The data:
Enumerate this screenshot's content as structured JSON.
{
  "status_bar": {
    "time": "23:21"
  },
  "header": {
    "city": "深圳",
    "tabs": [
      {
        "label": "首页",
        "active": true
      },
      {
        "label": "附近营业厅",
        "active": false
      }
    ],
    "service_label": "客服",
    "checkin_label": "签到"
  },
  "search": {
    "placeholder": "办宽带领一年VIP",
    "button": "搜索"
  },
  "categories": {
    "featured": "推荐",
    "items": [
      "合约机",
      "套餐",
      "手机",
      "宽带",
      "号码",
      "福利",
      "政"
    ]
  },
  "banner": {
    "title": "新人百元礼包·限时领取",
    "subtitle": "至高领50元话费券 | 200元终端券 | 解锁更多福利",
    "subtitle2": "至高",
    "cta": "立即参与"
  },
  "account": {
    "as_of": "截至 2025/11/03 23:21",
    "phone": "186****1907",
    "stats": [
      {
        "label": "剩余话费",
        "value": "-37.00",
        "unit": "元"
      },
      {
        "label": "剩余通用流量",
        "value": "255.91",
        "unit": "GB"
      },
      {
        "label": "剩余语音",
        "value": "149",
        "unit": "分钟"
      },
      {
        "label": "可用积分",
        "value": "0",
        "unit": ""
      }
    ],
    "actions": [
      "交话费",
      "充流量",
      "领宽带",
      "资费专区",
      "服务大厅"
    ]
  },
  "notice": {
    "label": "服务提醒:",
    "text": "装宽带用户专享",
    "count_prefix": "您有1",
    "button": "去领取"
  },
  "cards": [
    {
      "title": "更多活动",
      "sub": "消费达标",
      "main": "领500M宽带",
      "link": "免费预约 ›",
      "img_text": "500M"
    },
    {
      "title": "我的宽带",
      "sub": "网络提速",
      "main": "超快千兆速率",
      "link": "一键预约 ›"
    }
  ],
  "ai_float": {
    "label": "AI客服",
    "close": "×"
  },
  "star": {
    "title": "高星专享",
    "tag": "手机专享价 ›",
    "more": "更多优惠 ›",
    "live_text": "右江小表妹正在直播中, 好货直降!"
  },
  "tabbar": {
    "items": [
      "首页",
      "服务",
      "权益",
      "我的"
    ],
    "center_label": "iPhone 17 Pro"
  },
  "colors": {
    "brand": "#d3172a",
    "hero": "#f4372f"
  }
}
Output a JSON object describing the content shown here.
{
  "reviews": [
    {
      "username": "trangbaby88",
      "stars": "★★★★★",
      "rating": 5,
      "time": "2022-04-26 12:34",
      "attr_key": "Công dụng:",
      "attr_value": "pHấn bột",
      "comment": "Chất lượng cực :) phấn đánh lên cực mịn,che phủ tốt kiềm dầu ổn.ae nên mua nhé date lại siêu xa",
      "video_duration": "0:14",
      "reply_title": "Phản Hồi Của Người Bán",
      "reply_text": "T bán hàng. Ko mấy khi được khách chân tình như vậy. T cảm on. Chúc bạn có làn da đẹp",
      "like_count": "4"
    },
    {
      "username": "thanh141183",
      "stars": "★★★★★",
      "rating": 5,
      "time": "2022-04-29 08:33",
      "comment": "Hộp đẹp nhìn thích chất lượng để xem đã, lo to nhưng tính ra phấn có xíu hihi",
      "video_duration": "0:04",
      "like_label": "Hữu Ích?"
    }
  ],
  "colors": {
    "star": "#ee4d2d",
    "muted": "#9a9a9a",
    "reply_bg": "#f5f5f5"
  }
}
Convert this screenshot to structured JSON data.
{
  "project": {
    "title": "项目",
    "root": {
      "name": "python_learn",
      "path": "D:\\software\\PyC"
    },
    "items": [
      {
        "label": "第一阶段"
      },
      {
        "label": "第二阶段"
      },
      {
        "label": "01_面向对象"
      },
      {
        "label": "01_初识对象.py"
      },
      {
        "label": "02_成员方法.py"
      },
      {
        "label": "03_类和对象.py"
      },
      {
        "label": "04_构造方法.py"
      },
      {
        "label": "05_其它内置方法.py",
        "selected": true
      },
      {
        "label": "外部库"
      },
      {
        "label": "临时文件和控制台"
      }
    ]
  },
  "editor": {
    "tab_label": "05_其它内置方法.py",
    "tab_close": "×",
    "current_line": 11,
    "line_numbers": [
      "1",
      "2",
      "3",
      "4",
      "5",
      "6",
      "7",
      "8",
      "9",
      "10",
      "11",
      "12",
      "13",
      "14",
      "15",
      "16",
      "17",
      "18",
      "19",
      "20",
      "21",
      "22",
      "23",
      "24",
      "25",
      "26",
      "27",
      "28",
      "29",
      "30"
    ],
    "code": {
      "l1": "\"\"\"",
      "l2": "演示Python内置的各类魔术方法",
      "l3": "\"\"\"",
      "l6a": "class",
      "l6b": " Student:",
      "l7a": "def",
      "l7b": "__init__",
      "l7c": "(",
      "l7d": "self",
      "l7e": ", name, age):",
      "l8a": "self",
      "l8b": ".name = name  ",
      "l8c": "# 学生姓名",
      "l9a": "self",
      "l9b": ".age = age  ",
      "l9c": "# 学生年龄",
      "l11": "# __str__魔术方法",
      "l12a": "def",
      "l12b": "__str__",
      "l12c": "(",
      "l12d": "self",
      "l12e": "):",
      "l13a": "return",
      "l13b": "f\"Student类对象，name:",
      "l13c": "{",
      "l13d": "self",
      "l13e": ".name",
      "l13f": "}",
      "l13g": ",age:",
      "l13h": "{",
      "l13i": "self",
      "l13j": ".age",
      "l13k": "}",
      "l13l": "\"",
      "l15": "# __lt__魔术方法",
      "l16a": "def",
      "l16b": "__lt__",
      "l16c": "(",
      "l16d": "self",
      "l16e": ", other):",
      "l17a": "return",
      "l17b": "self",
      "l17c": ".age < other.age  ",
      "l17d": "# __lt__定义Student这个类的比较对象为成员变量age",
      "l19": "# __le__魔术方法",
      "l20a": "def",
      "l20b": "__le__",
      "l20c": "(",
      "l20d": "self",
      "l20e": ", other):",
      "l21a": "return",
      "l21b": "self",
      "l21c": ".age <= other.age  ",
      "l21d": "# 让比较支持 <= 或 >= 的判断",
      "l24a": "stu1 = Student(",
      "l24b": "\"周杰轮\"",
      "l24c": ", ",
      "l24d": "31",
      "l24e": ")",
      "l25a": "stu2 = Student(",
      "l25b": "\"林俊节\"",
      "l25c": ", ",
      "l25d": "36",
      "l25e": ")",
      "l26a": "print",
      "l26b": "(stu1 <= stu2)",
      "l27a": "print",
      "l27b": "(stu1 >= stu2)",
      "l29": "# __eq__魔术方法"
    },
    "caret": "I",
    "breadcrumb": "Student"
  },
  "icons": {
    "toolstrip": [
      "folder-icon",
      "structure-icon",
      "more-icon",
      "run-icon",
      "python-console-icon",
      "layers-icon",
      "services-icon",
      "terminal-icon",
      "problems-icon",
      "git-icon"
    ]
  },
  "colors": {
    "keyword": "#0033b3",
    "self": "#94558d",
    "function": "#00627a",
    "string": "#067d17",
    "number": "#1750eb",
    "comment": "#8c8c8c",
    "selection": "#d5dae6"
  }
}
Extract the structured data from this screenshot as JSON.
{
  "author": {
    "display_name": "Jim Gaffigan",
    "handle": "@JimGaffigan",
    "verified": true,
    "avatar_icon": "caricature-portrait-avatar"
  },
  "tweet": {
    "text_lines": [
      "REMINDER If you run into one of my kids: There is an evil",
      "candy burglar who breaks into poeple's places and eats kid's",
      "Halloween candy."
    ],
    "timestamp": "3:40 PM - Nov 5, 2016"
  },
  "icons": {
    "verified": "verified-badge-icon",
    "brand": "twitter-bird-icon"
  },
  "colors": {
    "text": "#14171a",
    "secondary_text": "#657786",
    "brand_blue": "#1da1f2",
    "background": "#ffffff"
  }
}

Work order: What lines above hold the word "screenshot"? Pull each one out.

Problem solution:
Enumerate this screenshot's content as structured JSON.
Convert this screenshot to structured JSON data.
Extract the structured data from this screenshot as JSON.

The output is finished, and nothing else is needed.